Some fish contain methyl mercury which may be harmful for the developing nervous system of an infant or unborn baby. Some fishes which are obtained from some lakes and streams may contain damaging levels of polychlorinated biphenyls. Shark, king mackerel, swordfish and tilefish contain high levels of methylmercury so pregnant women and nursing mothers are advised to stay away from these fishes. The dietary guidelines say that pregnant or breast-feeding women can consume any type of tuna they like but should not consume greater than six ounces of white tuna per week as it contains more mercury.
Safety and freshness
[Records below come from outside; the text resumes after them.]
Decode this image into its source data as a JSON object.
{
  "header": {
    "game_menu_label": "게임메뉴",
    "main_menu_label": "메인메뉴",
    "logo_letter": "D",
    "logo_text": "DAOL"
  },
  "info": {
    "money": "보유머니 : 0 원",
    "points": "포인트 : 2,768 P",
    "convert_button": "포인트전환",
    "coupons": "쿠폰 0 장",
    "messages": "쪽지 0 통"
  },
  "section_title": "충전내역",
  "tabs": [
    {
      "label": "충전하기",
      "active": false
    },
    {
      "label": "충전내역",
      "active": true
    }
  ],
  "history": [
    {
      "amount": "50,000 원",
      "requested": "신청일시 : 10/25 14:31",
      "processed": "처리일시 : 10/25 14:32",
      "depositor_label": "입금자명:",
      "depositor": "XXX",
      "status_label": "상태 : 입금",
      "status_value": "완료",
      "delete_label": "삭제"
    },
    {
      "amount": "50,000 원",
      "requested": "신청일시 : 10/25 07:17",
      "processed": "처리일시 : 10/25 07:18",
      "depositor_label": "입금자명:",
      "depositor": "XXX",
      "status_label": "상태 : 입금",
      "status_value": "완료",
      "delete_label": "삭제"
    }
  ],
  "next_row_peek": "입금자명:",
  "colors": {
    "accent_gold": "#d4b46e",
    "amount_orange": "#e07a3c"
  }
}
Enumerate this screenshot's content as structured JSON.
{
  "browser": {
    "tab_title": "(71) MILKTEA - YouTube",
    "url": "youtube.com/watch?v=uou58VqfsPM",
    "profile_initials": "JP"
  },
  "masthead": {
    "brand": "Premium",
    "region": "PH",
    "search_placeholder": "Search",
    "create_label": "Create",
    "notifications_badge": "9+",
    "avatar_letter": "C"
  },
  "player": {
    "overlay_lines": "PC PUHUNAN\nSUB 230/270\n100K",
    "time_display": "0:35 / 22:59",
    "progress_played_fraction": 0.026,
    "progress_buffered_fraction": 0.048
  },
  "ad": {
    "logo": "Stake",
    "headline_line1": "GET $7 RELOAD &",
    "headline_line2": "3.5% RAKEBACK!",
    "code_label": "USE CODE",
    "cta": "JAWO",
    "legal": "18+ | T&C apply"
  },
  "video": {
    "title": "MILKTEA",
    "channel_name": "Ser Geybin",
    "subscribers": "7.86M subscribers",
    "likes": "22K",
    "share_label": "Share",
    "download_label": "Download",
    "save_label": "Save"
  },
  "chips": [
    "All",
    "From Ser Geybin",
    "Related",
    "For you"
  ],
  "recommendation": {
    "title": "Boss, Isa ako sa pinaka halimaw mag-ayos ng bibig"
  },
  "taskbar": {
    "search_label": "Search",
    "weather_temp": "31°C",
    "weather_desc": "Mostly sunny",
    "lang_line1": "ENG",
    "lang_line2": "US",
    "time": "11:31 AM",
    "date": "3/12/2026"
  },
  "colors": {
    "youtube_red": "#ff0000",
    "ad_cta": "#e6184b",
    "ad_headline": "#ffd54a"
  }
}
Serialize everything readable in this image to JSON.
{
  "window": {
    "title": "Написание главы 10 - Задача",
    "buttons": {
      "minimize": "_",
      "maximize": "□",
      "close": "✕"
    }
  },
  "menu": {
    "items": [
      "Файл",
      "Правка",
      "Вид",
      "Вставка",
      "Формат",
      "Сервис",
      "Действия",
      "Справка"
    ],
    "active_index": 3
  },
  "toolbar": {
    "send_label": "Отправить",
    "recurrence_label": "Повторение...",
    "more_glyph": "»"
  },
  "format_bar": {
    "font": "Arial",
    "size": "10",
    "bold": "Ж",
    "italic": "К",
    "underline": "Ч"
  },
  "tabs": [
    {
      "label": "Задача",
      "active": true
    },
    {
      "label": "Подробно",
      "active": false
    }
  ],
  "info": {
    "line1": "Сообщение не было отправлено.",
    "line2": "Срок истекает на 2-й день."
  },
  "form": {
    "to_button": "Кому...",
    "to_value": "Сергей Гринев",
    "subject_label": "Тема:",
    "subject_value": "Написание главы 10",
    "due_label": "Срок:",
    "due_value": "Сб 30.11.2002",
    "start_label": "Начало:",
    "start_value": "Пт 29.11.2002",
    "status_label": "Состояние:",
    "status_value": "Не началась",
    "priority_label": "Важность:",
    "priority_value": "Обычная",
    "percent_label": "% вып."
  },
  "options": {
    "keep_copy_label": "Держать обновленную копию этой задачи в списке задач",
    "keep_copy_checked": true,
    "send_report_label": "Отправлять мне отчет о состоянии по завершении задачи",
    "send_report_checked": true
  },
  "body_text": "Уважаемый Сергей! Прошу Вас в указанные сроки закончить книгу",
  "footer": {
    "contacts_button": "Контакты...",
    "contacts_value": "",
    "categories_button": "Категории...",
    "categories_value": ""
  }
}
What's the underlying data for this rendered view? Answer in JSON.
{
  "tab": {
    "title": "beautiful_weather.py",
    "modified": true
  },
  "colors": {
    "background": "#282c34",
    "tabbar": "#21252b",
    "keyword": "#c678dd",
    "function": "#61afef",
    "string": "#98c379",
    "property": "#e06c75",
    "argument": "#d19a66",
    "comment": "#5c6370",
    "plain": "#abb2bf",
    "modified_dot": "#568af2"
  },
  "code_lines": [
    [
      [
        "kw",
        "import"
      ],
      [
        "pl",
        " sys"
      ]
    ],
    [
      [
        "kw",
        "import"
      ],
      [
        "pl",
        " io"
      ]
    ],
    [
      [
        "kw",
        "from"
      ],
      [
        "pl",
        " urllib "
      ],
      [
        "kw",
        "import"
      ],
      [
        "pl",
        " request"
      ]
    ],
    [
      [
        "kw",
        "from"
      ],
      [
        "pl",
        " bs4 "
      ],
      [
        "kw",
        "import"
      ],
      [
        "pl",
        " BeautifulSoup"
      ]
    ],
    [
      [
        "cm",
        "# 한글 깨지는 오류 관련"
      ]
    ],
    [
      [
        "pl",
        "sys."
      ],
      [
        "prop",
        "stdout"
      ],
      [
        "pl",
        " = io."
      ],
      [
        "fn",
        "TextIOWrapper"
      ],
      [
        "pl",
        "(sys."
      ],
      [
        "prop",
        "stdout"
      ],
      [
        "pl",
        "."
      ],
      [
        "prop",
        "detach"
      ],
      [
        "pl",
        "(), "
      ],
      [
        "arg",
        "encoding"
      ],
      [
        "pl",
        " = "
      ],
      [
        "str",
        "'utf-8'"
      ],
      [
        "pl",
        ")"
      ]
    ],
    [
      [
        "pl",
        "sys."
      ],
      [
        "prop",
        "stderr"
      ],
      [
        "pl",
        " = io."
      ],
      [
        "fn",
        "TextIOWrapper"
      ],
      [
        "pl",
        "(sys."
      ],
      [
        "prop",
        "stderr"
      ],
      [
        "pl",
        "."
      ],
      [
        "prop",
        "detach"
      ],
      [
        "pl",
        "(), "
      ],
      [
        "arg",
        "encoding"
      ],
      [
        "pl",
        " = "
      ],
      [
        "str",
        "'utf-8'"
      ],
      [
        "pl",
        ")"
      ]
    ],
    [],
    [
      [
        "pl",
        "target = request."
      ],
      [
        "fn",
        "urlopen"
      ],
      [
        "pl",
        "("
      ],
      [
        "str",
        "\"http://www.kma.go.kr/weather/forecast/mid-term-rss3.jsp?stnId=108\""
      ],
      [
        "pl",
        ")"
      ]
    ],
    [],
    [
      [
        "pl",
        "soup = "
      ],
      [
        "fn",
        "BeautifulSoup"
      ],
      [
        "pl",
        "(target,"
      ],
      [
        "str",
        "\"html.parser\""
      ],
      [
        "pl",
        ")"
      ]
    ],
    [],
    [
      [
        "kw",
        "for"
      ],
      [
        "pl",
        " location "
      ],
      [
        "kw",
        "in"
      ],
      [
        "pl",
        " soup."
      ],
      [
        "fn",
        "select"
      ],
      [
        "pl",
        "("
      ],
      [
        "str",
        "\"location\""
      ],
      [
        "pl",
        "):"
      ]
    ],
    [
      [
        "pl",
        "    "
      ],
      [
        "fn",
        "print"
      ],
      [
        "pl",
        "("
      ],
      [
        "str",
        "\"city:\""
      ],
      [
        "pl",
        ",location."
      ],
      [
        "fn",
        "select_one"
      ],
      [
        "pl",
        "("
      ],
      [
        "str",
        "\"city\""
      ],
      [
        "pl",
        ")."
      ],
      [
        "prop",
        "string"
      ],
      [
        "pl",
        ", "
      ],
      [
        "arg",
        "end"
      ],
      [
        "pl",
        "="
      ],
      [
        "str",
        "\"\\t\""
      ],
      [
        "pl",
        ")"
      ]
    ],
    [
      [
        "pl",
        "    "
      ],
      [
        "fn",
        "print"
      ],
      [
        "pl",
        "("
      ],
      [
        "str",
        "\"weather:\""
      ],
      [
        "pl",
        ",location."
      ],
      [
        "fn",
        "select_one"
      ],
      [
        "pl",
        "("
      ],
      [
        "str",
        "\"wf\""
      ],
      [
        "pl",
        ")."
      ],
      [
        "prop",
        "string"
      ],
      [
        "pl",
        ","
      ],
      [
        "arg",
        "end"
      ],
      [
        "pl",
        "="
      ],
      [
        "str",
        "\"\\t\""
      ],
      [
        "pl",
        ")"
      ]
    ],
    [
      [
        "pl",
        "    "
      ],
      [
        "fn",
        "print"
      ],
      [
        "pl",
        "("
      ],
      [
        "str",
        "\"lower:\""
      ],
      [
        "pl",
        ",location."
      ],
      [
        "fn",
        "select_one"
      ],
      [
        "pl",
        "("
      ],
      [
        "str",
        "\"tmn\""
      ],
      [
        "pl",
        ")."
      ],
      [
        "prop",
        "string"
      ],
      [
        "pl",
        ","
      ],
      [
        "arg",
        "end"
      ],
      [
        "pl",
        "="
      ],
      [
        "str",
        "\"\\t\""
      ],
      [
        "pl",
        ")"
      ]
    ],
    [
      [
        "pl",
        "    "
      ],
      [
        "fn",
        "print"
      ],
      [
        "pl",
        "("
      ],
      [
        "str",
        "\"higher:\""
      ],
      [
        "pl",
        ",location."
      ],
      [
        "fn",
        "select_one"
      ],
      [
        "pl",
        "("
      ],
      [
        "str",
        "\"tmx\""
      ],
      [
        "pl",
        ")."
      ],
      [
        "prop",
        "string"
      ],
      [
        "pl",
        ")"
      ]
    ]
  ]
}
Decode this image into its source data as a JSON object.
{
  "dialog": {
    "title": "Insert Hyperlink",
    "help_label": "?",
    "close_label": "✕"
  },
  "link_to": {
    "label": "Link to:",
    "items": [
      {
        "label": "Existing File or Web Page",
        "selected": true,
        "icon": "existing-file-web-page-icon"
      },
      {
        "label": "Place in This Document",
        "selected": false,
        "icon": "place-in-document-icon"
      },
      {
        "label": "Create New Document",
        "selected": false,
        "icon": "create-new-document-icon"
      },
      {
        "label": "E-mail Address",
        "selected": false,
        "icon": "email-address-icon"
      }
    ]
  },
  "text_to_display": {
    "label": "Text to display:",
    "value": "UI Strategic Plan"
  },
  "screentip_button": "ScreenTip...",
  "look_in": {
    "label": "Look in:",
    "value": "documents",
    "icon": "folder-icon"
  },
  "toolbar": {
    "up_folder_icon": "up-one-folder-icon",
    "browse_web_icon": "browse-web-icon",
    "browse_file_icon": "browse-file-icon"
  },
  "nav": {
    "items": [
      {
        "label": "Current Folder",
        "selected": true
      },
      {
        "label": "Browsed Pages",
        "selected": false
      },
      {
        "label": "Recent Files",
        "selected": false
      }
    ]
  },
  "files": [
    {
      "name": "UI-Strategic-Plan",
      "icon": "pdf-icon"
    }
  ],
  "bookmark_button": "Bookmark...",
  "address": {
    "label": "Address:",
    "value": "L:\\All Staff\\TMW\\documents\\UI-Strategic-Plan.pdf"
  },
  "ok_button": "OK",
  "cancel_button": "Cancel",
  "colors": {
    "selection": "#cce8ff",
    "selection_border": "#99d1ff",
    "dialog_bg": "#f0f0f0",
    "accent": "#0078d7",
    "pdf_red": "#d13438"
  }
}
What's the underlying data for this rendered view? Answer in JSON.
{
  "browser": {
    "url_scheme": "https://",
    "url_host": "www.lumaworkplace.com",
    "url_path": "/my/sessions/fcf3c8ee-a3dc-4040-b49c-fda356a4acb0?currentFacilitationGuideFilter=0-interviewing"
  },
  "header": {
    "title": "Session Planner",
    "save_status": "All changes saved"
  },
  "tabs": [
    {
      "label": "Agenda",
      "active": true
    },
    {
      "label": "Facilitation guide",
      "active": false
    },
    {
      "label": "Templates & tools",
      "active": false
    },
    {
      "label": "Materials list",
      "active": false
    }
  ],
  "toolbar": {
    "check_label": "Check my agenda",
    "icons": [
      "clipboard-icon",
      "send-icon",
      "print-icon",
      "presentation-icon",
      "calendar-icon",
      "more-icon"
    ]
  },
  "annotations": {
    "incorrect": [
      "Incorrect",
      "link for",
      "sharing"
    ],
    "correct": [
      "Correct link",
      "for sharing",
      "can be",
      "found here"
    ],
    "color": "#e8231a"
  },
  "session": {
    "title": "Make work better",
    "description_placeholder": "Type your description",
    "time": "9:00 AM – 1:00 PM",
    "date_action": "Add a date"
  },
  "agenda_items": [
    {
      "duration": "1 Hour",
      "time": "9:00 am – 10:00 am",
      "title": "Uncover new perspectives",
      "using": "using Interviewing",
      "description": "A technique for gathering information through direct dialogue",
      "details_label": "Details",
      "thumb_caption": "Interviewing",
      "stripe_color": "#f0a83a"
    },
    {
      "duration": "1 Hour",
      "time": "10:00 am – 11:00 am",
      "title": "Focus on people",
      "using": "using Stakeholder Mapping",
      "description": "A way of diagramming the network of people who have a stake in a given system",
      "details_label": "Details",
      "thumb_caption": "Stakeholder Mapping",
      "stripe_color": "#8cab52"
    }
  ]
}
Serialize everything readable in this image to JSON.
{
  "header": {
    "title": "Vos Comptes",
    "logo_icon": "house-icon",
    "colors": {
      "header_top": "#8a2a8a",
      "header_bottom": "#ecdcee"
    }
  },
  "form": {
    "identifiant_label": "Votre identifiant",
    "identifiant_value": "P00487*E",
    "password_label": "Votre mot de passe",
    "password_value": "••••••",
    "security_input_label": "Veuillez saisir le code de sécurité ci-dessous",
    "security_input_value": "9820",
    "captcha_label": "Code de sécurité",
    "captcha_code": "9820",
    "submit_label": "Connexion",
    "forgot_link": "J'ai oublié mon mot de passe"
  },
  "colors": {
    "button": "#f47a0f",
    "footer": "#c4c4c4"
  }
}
For safety concern, cook fish until its internal temperature becomes 145 degrees. Check it to see freshness of it. A sniff is the best way to say about its freshness. If it have a smell like fishy, then it may be not fresh. When the flesh of shrimp scallops and lobster turns into pearly-opaque and firm, they are ready to consume. For the maximum nutritional benefit, try to consume a variety of seafood. Avoid frying of fish while cooking as it adds extra amounts of fat and salt.